A national study of the efficiency of hospitals in urban markets
Ozcan, Y. A. L., R.D. (1993). A national study of the efficiency of hospitals in urban markets. [Journal Article]. Health Services Research, 27(6), 719.
Using a sample of 3,000 urban hospitals, this article examines the contributions of selected hospital characteristics to variations in hospital technical efficiencies, while it accounts for multiple products and inputs, and controls for local environmental variations. Four hospital characteristics are examined: hospital size, membership in a multihospital system, ownership, and payer mix (managed care contracts, percent Medicare, and percent Medicaid). Ownership and percent Medicare are consistently found to be related significantly to hospital efficiency. Within the ownership variable, government hospitals tend to be more efficient and for-profit hospitals less efficient than other hospitals.

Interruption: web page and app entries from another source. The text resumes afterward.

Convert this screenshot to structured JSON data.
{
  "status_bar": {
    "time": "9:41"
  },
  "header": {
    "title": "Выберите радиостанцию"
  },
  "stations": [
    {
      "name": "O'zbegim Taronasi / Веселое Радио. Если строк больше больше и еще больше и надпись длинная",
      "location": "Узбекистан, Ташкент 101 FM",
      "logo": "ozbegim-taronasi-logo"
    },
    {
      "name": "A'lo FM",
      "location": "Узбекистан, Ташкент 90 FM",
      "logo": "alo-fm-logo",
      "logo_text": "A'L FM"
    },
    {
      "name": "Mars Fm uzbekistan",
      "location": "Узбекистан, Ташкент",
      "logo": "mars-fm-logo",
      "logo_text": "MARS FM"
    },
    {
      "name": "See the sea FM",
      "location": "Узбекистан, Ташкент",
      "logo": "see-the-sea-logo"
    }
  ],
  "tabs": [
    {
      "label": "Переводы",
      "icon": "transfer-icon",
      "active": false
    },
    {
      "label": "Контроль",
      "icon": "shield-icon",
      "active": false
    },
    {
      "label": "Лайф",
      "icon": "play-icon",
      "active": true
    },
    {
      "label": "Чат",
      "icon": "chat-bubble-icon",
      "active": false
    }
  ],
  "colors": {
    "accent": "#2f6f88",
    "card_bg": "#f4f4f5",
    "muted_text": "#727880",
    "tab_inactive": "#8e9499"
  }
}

Higher percentages of Medicare payment are negatively related to efficiency. While not consistently significant across all five of the MSA size categories in which the analyses are conducted, possession of managed care contracts, membership in a multihospital system, and size all are consistently related positively to hospital technical efficiency. These variables are also all significant when the hospitals are examined in a combined analysis. Percent Medicaid was not significant in any of the analyses. Implications for policy and the need for methodological work are discussed.